Active learning includes any classroom instructional method that requires students to participate in meaningful learning activities, apply the core concepts and engage with the course content and their fellow students in pursuit of a learning goal. The key elements are student activity and engagement in the learning process. While there are many different active learning techniques, most fall under one of these broad categories: collaborative learning, cooperative learning or problem-based learning.
Markstein 202 – Active Learning Classroom Pilot
Markstein 202 has been extensively modified to foster active learning techniques with students working in teams, providing new options for student interaction and class structure. Active Learning Classrooms (ALC) are designed as cooperative learning environments that encourage student collaboration and peer teaching.
So what is different about this room?
- Student Stations. There are eight student group stations around the sides of the room. Each of these has a large high-definition monitor and a computer that can boot into either the Windows or Mac operating systems.
- Furniture.

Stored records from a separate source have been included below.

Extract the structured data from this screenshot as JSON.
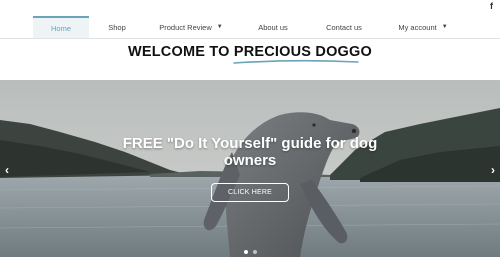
{
  "social": {
    "facebook_glyph": "f"
  },
  "nav": {
    "items": [
      {
        "label": "Home",
        "active": true
      },
      {
        "label": "Shop"
      },
      {
        "label": "Product Review",
        "dropdown": true
      },
      {
        "label": "About us"
      },
      {
        "label": "Contact us"
      },
      {
        "label": "My account",
        "dropdown": true
      }
    ],
    "caret": "▼"
  },
  "welcome": {
    "prefix": "WELCOME TO ",
    "highlight": "PRECIOUS DOGGO"
  },
  "hero": {
    "title": "FREE \"Do It Yourself\" guide for dog owners",
    "cta_label": "CLICK HERE",
    "prev_glyph": "‹",
    "next_glyph": "›"
  },
  "colors": {
    "accent": "#6ba4b6",
    "text": "#111111"
  }
}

Tables and chairs are arranged to facilitate small-group work. Extra space in the room allows instructors to interactively coach students during activities. Rolling white boards provide convenient space for brainstorming.
- Screen sharing software. All of the student stations and the instructor’s station are equipped with special software that allows the sharing of any screen on all or some of the others in the room.
The idea is to foster active learning activities that stress collaboration, project-based learning, and teamwork. The physical changes in the room are designed to assist with this. We would like to work with you to incorporate these activities into your curriculum effectively. The current version of the room could be considered the “Mark I” version, and we need faculty input to improve it in coming semesters.
Here are some links to a couple of short videos about how the ALC concept in being applied in other universities.
In the past few years the idea of the "Flipped Classroom" has made its way from K-12 to Higher Education. "Flipping the classroom" is a pedagogical concept that moves the lecture out of the classroom to pre-class preparation, and uses valuable classroom time for active learning.
Instructors videotape their lectures or use open-source resources to provide the lecture content. Students can complete the required preparation at their own pace and at a time that works best for them. During class, the instructors function as facilitators, coaching, advising, answering questions and addressing misconceptions in real time. Students and Instructors spend more time interacting, and most "flipped teachers" think this is the most important reason students do so well in a flipped model.
A growing number of higher ed institutions are investigating its use, although the research is just emerging in the peer-reviewed journals. There is however, a large body of documented research into the two components of the flipped classroom, the use of lecture capture/video and active learning. See for yourself what the literature has to say about these pedagogies, and how they have been implemented in different disciplines.
- Improved Learning in a Large-Enrollment Physics Class
- Inverting the Classroom: A Gateway to Creating an Inclusive Learning Environment
- Shaping the future of math curriculum through adaptive technology
- Space matters: The impact of formal learning environments on student learning
- Using the Inverted Classroom to Teach Software Engineering
- Flipped Classroom: Some Additional Resources and References
- 6 Expert Tips for Flipping the Classroom
Active Learning Research
- Interactive-engagement versus traditional methods: A six-thousand-student survey of mechanics test data for introductory physics courses
- Peer Instruction: Ten years of experience and results
- Active Learning:Creating Excitement in the Classroom
- Does Active Learning Work? A Review of the Research
- Flip the classroom and catalyze the learning
- Multiple-Choice Exams: An Obstacle for Higher-Level Thinking in Introductory Science Classes
Active Learning Techniques
- Active Learning Techniques
- ConcepTest Sources
- Choosing or Writing Good Cases
- The Essential Elements of Team-Based Learning